━━━━━ RECORDS SUPPLIED

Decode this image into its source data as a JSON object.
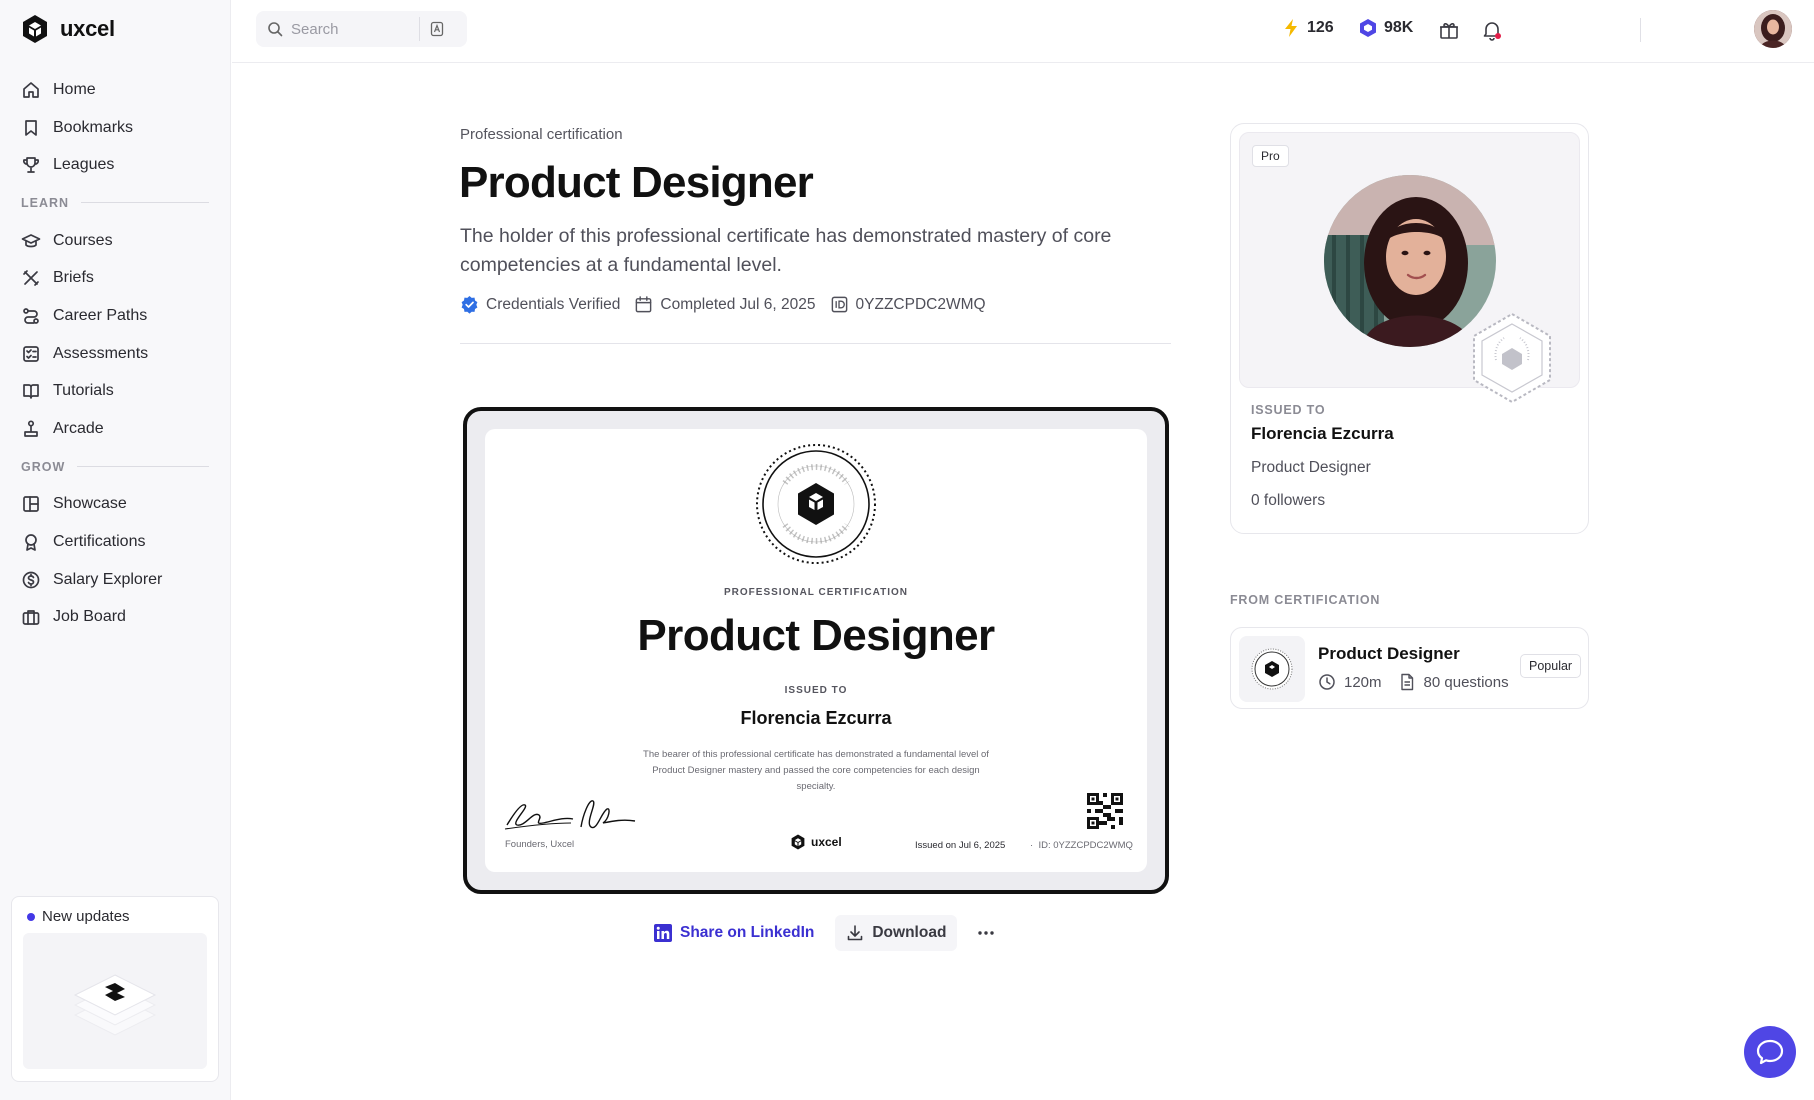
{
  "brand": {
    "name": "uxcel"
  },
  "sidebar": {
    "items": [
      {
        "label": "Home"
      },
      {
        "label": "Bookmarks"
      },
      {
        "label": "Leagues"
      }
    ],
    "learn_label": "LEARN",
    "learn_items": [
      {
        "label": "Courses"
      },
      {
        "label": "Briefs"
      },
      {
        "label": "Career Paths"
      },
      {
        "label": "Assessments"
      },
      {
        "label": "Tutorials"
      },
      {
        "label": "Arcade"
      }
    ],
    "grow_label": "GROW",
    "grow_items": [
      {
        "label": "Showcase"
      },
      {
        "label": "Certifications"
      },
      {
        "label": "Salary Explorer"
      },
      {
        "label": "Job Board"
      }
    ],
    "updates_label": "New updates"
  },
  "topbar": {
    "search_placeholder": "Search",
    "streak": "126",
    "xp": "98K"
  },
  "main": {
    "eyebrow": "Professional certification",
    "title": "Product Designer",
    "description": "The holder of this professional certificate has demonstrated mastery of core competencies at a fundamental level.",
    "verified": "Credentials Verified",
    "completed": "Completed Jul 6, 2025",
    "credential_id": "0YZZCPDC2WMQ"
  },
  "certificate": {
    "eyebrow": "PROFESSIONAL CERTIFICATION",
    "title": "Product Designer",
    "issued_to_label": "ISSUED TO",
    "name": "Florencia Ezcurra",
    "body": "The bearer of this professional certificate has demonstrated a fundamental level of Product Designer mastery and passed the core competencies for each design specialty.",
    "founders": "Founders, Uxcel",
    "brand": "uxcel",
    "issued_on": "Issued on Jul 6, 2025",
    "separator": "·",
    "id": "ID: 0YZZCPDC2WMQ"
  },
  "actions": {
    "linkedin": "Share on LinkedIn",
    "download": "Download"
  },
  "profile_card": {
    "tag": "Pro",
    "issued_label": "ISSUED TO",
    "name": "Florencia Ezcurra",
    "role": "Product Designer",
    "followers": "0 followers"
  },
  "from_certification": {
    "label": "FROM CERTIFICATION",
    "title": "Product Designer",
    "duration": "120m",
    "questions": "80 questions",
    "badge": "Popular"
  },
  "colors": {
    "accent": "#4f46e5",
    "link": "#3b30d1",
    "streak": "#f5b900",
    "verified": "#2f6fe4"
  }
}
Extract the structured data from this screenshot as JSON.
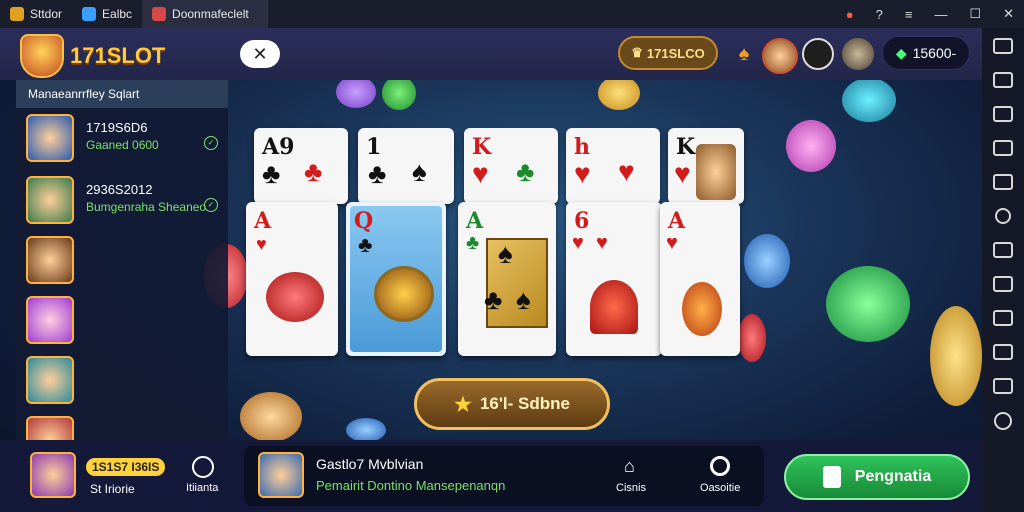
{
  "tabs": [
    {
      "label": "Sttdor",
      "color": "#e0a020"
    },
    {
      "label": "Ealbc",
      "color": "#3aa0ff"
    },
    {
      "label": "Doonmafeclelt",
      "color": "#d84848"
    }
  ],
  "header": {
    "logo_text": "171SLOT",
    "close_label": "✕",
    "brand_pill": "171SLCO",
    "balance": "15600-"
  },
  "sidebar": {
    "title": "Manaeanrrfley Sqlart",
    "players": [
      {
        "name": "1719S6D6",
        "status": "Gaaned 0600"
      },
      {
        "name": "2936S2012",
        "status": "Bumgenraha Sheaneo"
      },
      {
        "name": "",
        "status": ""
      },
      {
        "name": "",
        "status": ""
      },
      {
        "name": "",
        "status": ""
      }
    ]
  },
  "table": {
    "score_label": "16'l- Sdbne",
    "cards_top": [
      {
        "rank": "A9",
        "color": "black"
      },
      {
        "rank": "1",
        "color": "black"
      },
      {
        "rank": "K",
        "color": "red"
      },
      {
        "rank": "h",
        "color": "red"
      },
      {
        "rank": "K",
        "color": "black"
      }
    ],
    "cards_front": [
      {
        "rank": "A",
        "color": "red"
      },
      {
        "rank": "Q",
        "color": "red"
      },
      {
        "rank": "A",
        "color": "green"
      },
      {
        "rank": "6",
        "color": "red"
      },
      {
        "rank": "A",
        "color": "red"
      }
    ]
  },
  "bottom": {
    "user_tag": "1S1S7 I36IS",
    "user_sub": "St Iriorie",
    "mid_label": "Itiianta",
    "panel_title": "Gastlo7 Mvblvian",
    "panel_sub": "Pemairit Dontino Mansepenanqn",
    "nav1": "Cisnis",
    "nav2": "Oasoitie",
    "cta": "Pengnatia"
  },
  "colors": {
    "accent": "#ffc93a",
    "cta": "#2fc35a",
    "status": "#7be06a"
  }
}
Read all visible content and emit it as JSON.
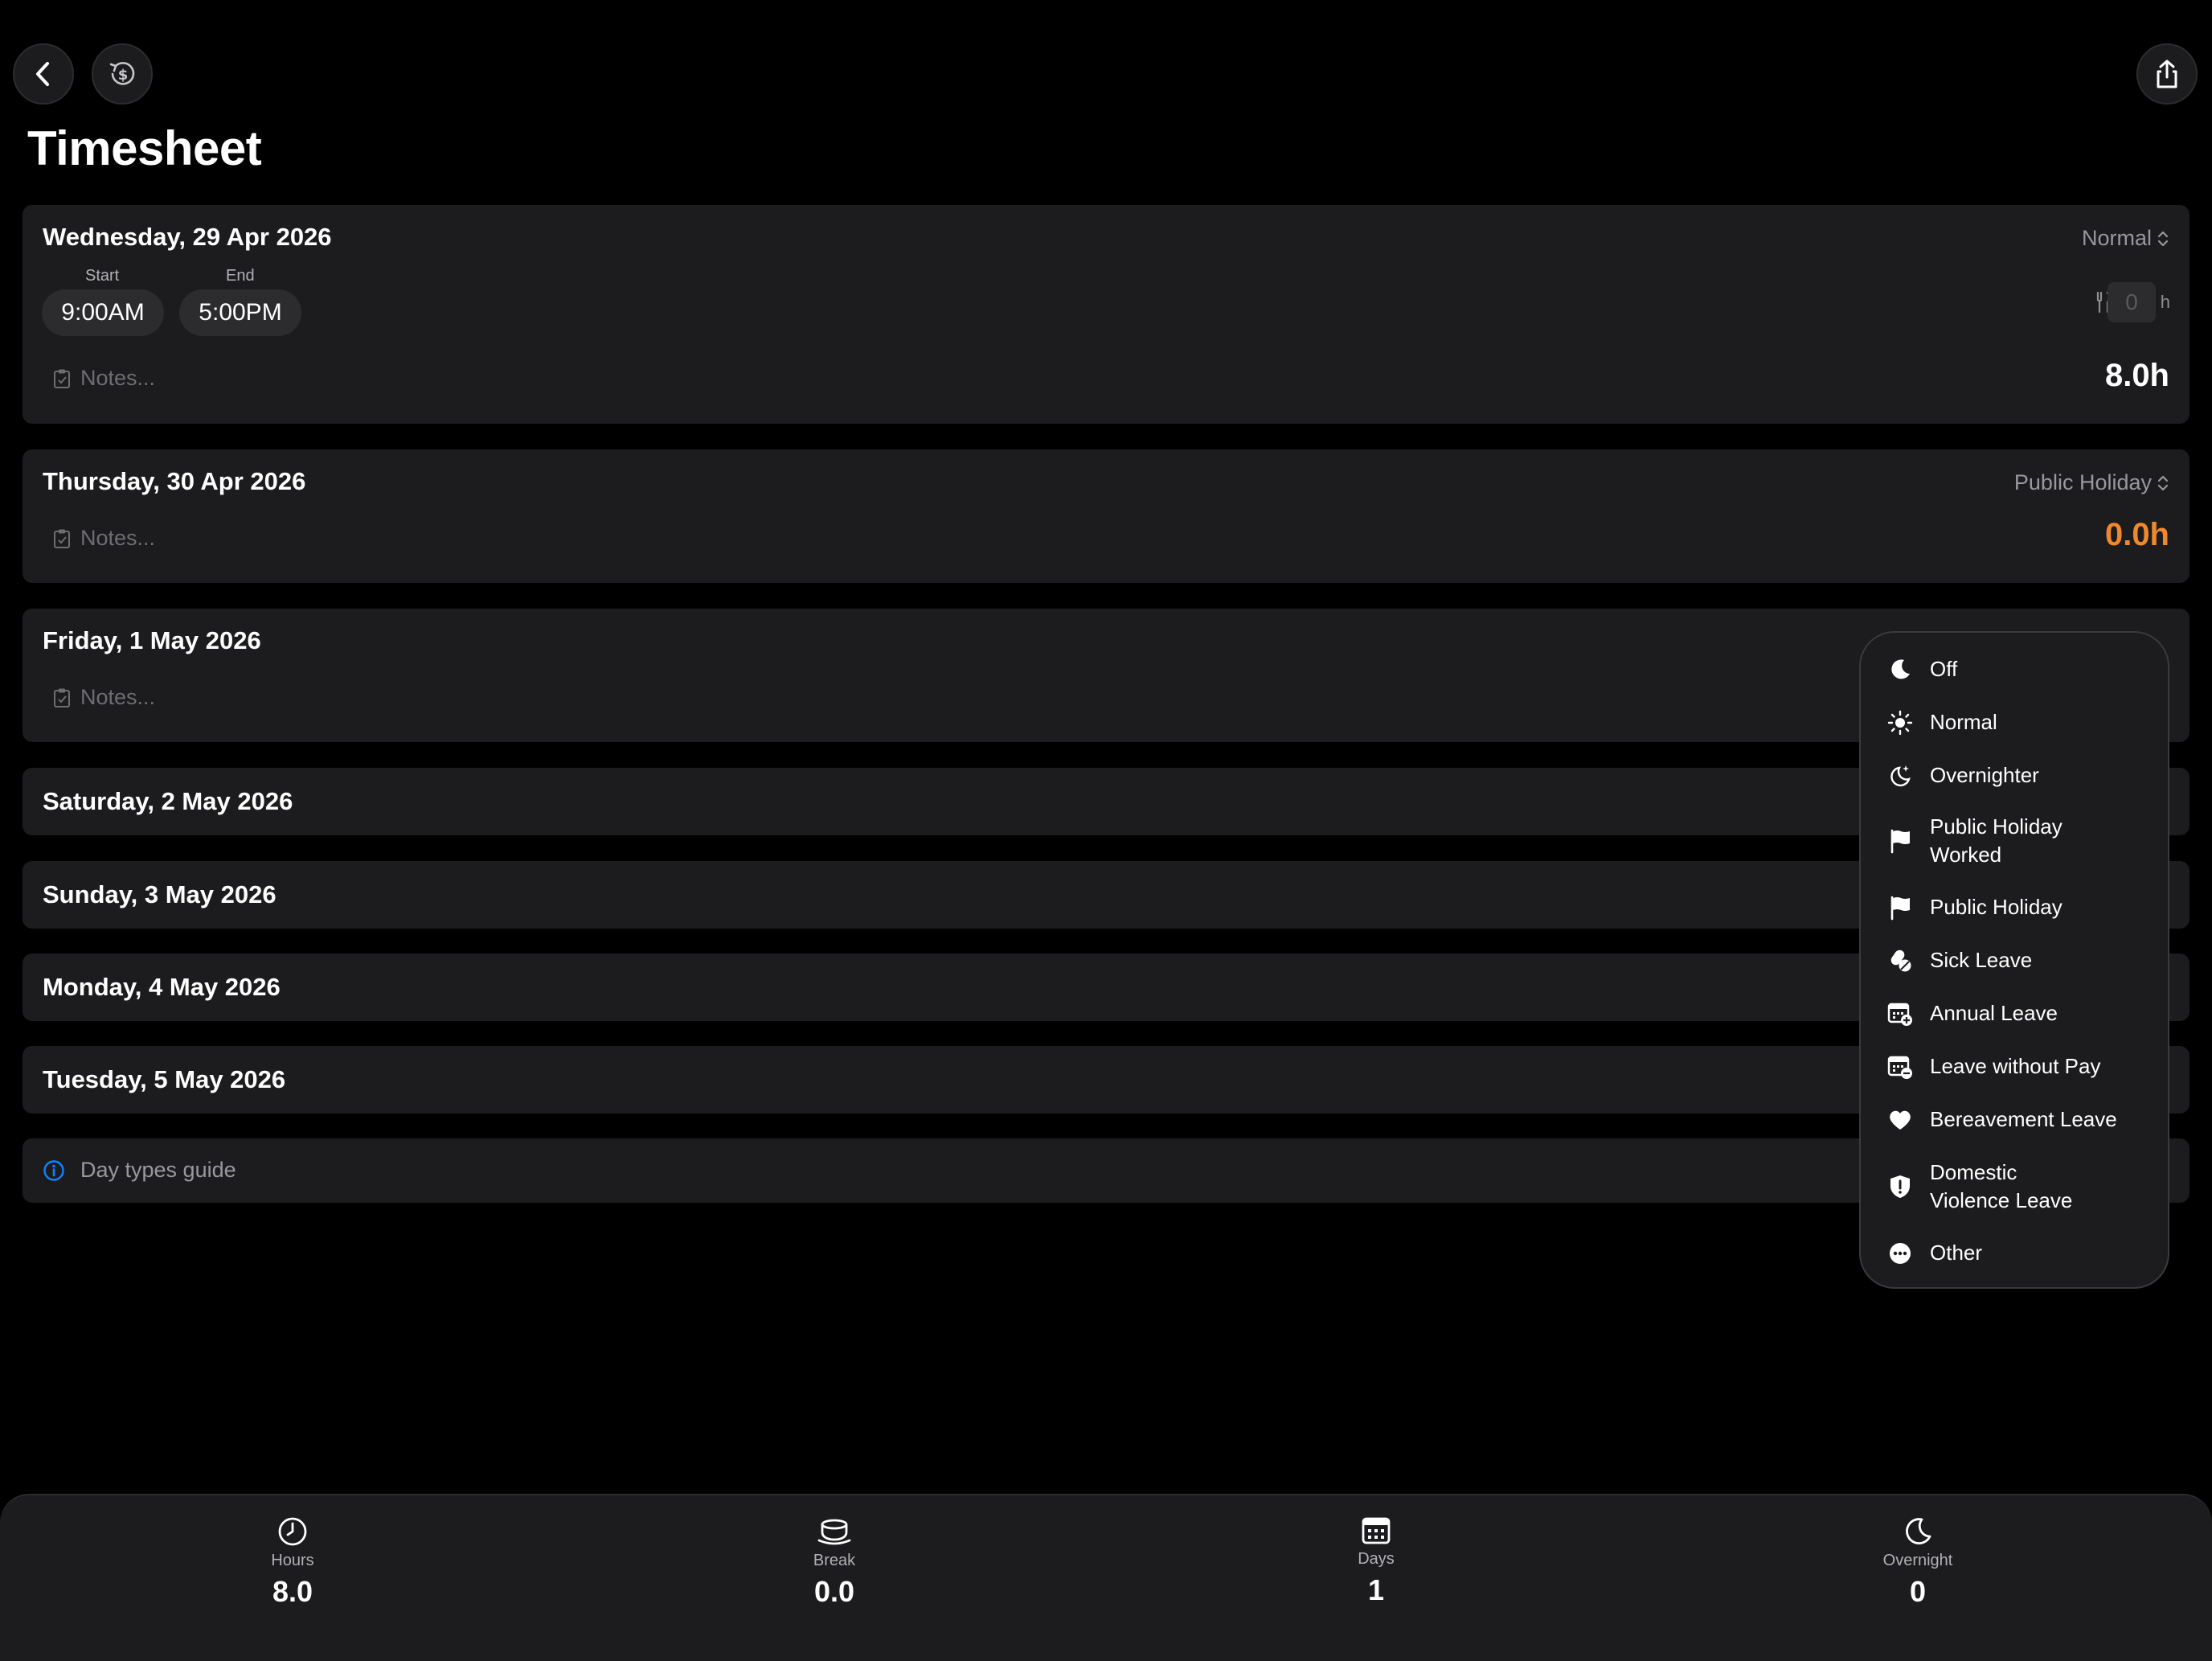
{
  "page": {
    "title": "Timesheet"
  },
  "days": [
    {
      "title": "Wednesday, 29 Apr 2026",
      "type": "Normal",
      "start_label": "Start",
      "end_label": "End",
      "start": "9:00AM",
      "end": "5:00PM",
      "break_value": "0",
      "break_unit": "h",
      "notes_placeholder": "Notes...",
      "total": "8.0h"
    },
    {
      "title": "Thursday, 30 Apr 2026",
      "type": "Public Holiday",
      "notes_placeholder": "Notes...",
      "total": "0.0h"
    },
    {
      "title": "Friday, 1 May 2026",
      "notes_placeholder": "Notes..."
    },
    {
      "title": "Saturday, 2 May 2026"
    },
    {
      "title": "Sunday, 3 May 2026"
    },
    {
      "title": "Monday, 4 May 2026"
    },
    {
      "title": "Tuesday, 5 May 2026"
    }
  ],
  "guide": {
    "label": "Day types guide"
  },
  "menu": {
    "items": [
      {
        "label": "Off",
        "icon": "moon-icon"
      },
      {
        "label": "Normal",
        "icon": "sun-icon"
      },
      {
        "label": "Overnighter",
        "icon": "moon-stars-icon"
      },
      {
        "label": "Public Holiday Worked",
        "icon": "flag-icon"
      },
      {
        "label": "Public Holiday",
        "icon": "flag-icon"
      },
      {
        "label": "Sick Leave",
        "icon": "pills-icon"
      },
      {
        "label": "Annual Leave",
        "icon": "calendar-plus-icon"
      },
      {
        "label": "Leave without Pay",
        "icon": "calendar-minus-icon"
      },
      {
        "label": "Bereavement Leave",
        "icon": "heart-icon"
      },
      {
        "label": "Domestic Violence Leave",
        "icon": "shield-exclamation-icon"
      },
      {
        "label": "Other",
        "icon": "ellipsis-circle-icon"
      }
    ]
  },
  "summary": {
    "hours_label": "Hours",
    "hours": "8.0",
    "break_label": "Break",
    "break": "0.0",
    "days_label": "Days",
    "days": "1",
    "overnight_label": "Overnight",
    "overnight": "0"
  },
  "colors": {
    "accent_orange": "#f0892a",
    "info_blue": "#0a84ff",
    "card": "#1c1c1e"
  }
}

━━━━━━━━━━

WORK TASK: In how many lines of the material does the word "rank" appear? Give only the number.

EXERCISE RESPONSE: 10